“I failed in some subjects in exam, but my friend passed in all. Now he is an engineer in Microsoft and I am the owner of Microsoft.” — Bill Gates
Failure is often a difficult pill to swallow. We feel angry, humiliated and defeated when we don’t succeed, especially in a culture that seems to shove other people’s success in our face on an hourly basis.
But what we don’t consider is that failing is often a signal of great things to come. Consider this proof that failure may be the best thing that ever happened to you:
- Walt Disney was told a giant mouse – aka Mickey Mouse – would never work because it would scare women.
- Oprah Winfrey was fired at age 22 as a television reporter and deemed “unfit for TV.”
- Dr. Seuss’s first book, “And to Think That I Saw it on Mulberry Street” was turned down by 27 publishing houses and was such a flop he thought about burning it.
- Edgar Allen Poe was kicked out of West Point and his early poems were unsuccessful.
Many people who have experienced failure such as Bill Gates say that failure tests you. It forces you to rethink your strategies and ideas and develop resilience and persistence in the face of adversity or opposition. It is those qualities that often help lead you to greater success, just as when Steven Spielberg didn’t give up when he was rejected twice from the University of Southern California or Jay-Z couldn’t get a record deal.

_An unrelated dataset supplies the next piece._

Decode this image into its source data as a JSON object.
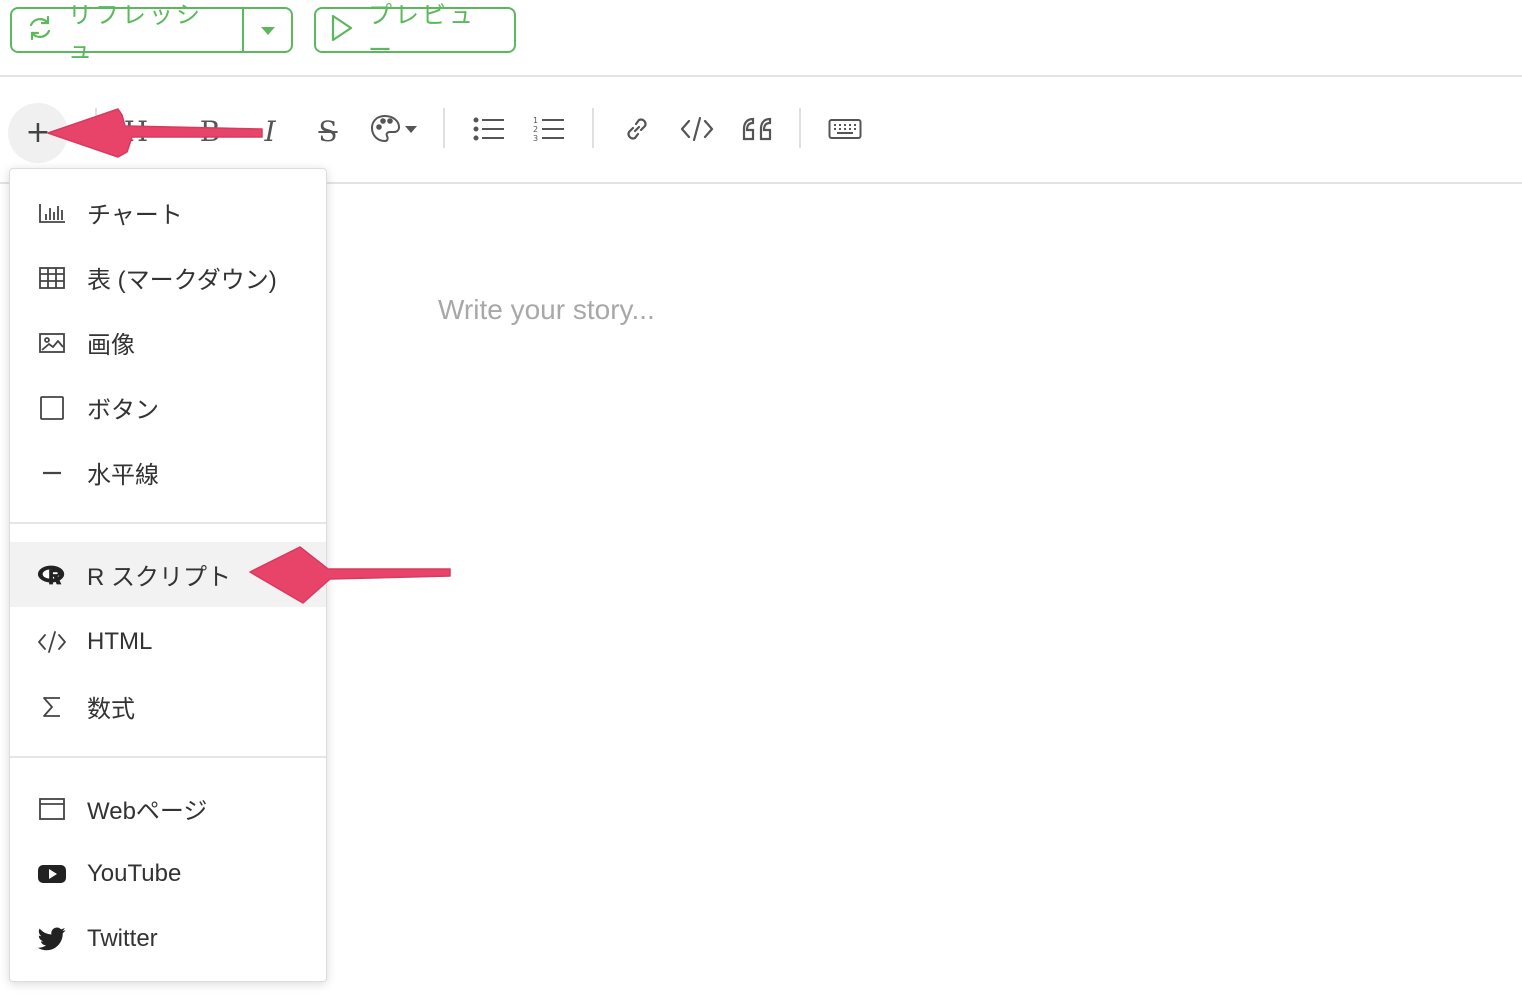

Psychologists Ryan Babineaux and John Krumboltz teach a popular Stanford University course called “Fail Fast, Fail Often,” and will release a book of the same name in December.

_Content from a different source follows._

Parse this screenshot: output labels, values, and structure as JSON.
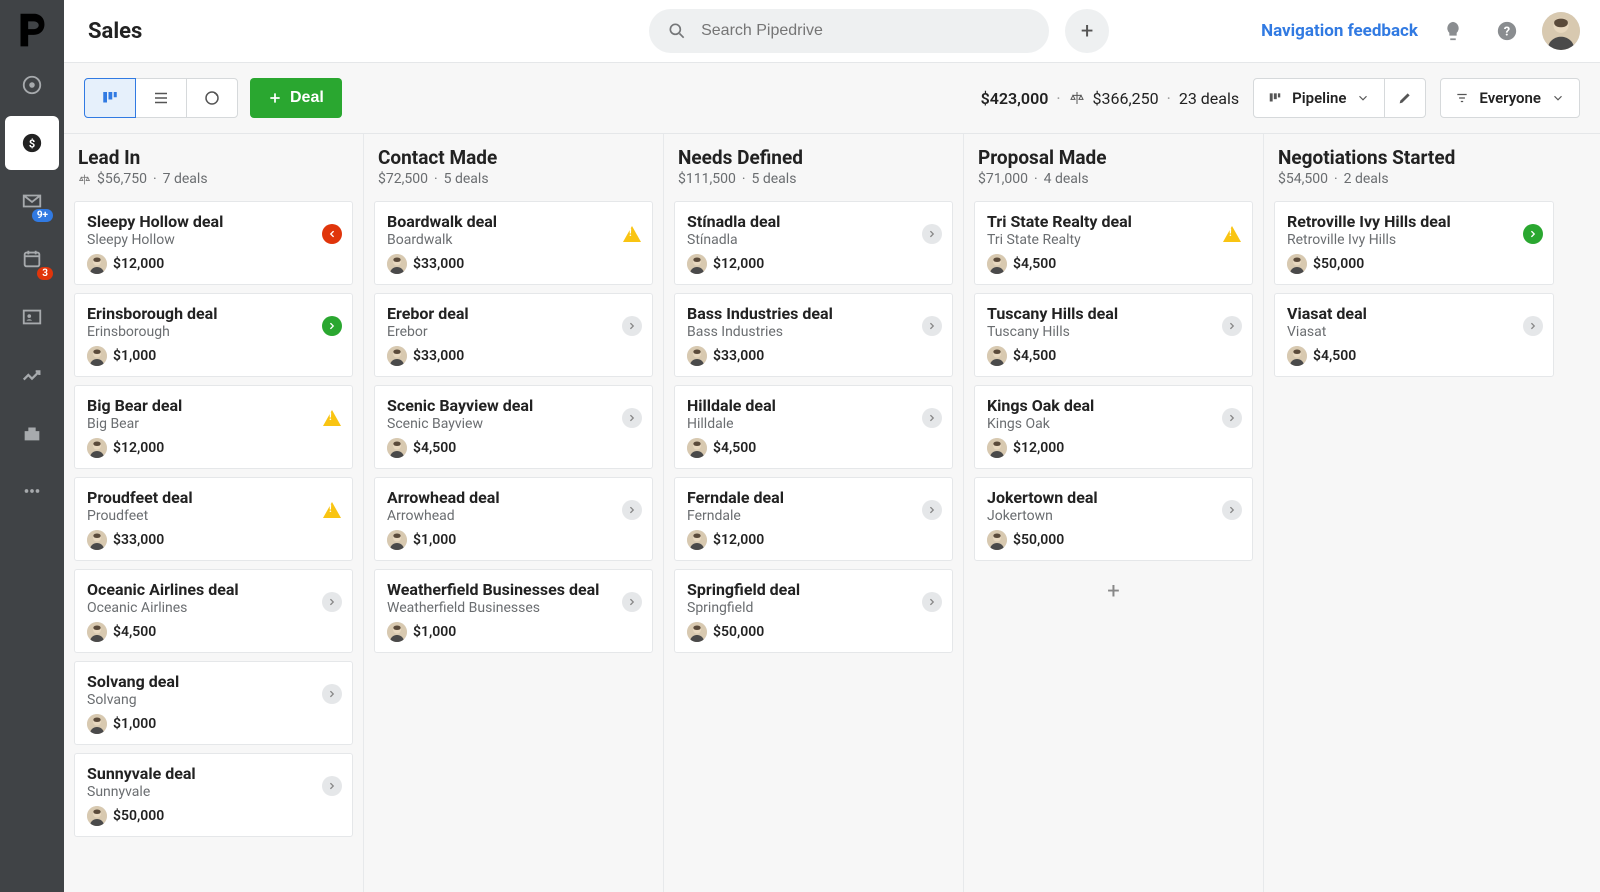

They contend that we need to fight the notion that is instilled in us as children that we need to be cautious and careful – and not fail. Their research shows that happy and successful people spend less time planning and more time trying things – and even failing. Trying new things, they argue, is what exposes you to new and unexpected opportunities.
One part of their advice is that if you’re going to fail, do it quickly. The more things you try – and fail at – the more quickly you will find the solution that works.
That means that if you’re trying to write a book, for example, don’t agonize over every word but instead hammer out a first draft so you can begin re-working it to find a better second, third and fourth draft.
In other words, if you want to be a great at something, you’re going to have to suck at it first.
//Posted in Team Productivity | Tagged career, fail, failure, personal development, productivity, troubleshooting